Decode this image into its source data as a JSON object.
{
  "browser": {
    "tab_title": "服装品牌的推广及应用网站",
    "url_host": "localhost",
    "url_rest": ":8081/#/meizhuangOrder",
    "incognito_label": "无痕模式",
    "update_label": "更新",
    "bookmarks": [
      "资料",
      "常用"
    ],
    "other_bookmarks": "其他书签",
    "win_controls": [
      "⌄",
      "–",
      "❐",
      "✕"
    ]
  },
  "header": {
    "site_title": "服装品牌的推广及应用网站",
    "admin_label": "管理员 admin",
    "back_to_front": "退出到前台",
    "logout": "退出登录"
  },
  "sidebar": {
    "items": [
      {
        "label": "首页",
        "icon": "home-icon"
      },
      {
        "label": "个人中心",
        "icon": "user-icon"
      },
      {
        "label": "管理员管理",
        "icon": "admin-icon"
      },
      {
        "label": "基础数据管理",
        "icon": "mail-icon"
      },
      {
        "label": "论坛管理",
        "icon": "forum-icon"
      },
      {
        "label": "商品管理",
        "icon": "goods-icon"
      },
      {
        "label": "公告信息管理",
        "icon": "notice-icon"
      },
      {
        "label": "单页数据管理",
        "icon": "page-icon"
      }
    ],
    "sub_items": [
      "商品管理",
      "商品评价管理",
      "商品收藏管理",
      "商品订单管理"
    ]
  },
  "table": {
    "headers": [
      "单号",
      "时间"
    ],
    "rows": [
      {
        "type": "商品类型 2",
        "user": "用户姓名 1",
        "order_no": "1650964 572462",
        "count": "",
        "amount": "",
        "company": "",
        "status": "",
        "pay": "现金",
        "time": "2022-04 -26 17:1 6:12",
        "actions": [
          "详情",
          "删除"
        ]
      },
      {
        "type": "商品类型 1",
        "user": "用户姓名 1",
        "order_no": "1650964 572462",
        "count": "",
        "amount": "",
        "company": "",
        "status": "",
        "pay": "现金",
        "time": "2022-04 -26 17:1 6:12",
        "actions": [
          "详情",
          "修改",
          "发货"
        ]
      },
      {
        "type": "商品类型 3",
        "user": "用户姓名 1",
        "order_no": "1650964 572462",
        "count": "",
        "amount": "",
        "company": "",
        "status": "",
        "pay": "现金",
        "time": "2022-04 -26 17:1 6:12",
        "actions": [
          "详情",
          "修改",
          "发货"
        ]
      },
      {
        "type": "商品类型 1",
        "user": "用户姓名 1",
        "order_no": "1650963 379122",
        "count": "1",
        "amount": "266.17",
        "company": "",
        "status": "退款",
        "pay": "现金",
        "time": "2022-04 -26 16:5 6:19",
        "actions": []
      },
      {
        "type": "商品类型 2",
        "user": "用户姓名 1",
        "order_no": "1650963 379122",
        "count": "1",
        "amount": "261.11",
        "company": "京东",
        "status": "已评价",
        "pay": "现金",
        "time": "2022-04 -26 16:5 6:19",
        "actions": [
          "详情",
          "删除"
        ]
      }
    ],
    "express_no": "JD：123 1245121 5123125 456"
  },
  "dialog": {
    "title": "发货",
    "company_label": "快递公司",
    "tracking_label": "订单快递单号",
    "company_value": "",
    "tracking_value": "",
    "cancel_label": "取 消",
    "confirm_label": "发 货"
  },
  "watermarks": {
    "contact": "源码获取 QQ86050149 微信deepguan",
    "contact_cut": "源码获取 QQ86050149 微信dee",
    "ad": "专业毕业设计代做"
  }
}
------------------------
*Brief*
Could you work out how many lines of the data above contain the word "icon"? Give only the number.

*Answer to this problem*
8